>>>>

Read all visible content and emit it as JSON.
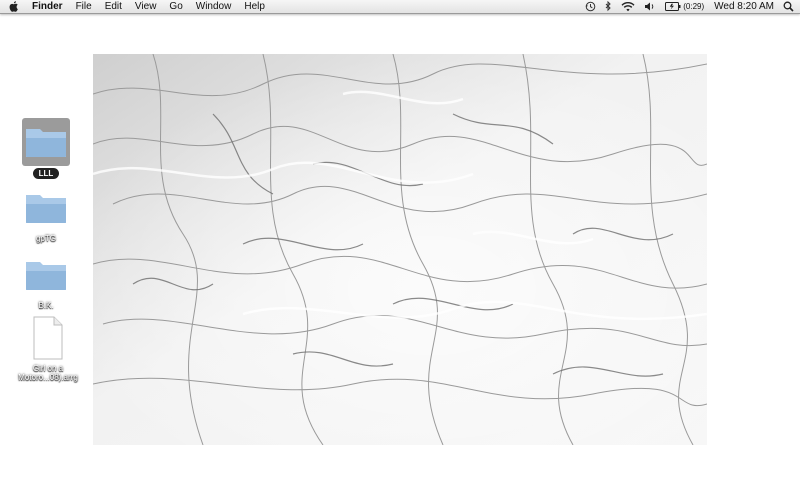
{
  "menubar": {
    "apple_icon": "apple-icon",
    "items": [
      "Finder",
      "File",
      "Edit",
      "View",
      "Go",
      "Window",
      "Help"
    ],
    "status_icons": [
      "time-machine-icon",
      "bluetooth-icon",
      "wifi-icon",
      "volume-icon",
      "battery-icon"
    ],
    "battery_time": "(0:29)",
    "clock": "Wed 8:20 AM",
    "spotlight_icon": "search-icon"
  },
  "desktop": {
    "items": [
      {
        "label": "LLL",
        "kind": "folder",
        "selected": true
      },
      {
        "label": "gpTG",
        "kind": "folder",
        "selected": false
      },
      {
        "label": "B.K.",
        "kind": "folder",
        "selected": false
      },
      {
        "label_line1": "Girl on a",
        "label_line2": "Motoro...08).arrg",
        "kind": "document",
        "selected": false
      }
    ]
  },
  "colors": {
    "folder": "#8fb6dc",
    "folder_tab": "#a9c9e8",
    "selection": "#9b9b9b",
    "label_selected_bg": "#222222"
  }
}
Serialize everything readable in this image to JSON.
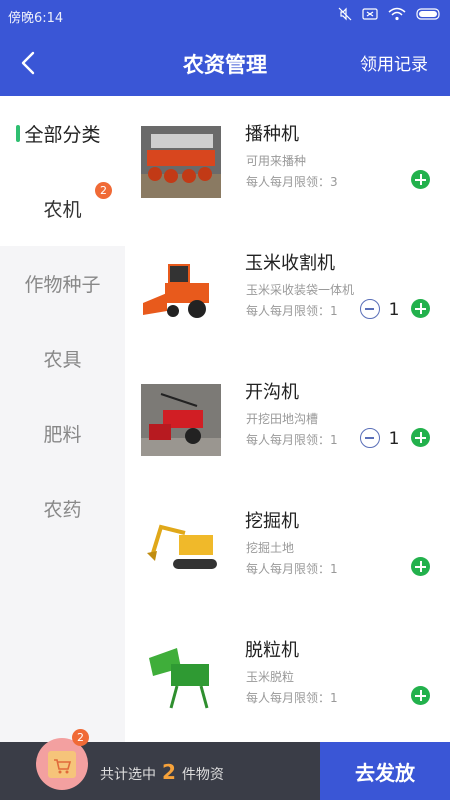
{
  "status_bar": {
    "time": "傍晚6:14"
  },
  "header": {
    "title": "农资管理",
    "records_link": "领用记录"
  },
  "sidebar": {
    "items": [
      {
        "label": "全部分类",
        "state": "active"
      },
      {
        "label": "农机",
        "badge": "2",
        "state": "current"
      },
      {
        "label": "作物种子"
      },
      {
        "label": "农具"
      },
      {
        "label": "肥料"
      },
      {
        "label": "农药"
      }
    ]
  },
  "products": [
    {
      "name": "播种机",
      "desc": "可用来播种",
      "limit": "每人每月限领：3",
      "qty": ""
    },
    {
      "name": "玉米收割机",
      "desc": "玉米采收装袋一体机",
      "limit": "每人每月限领：1",
      "qty": "1"
    },
    {
      "name": "开沟机",
      "desc": "开挖田地沟槽",
      "limit": "每人每月限领：1",
      "qty": "1"
    },
    {
      "name": "挖掘机",
      "desc": "挖掘土地",
      "limit": "每人每月限领：1",
      "qty": ""
    },
    {
      "name": "脱粒机",
      "desc": "玉米脱粒",
      "limit": "每人每月限领：1",
      "qty": ""
    }
  ],
  "footer": {
    "cart_badge": "2",
    "summary_prefix": "共计选中",
    "summary_count": "2",
    "summary_suffix": "件物资",
    "dispatch_label": "去发放"
  },
  "colors": {
    "primary": "#3a56d6",
    "accent_green": "#22b14c",
    "badge_orange": "#f06a36",
    "footer_bg": "#3a3d47"
  }
}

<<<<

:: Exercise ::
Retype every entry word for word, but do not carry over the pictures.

:: Result of this task ::
Read all visible content and emit it as JSON.
{
  "menubar": {
    "apple_icon": "apple-icon",
    "items": [
      "Finder",
      "File",
      "Edit",
      "View",
      "Go",
      "Window",
      "Help"
    ],
    "status_icons": [
      "time-machine-icon",
      "bluetooth-icon",
      "wifi-icon",
      "volume-icon",
      "battery-icon"
    ],
    "battery_time": "(0:29)",
    "clock": "Wed 8:20 AM",
    "spotlight_icon": "search-icon"
  },
  "desktop": {
    "items": [
      {
        "label": "LLL",
        "kind": "folder",
        "selected": true
      },
      {
        "label": "gpTG",
        "kind": "folder",
        "selected": false
      },
      {
        "label": "B.K.",
        "kind": "folder",
        "selected": false
      },
      {
        "label_line1": "Girl on a",
        "label_line2": "Motoro...08).arrg",
        "kind": "document",
        "selected": false
      }
    ]
  },
  "colors": {
    "folder": "#8fb6dc",
    "folder_tab": "#a9c9e8",
    "selection": "#9b9b9b",
    "label_selected_bg": "#222222"
  }
}
Serialize everything readable in this image to JSON.
{
  "status_bar": {
    "time": "傍晚6:14"
  },
  "header": {
    "title": "农资管理",
    "records_link": "领用记录"
  },
  "sidebar": {
    "items": [
      {
        "label": "全部分类",
        "state": "active"
      },
      {
        "label": "农机",
        "badge": "2",
        "state": "current"
      },
      {
        "label": "作物种子"
      },
      {
        "label": "农具"
      },
      {
        "label": "肥料"
      },
      {
        "label": "农药"
      }
    ]
  },
  "products": [
    {
      "name": "播种机",
      "desc": "可用来播种",
      "limit": "每人每月限领：3",
      "qty": ""
    },
    {
      "name": "玉米收割机",
      "desc": "玉米采收装袋一体机",
      "limit": "每人每月限领：1",
      "qty": "1"
    },
    {
      "name": "开沟机",
      "desc": "开挖田地沟槽",
      "limit": "每人每月限领：1",
      "qty": "1"
    },
    {
      "name": "挖掘机",
      "desc": "挖掘土地",
      "limit": "每人每月限领：1",
      "qty": ""
    },
    {
      "name": "脱粒机",
      "desc": "玉米脱粒",
      "limit": "每人每月限领：1",
      "qty": ""
    }
  ],
  "footer": {
    "cart_badge": "2",
    "summary_prefix": "共计选中",
    "summary_count": "2",
    "summary_suffix": "件物资",
    "dispatch_label": "去发放"
  },
  "colors": {
    "primary": "#3a56d6",
    "accent_green": "#22b14c",
    "badge_orange": "#f06a36",
    "footer_bg": "#3a3d47"
  }
}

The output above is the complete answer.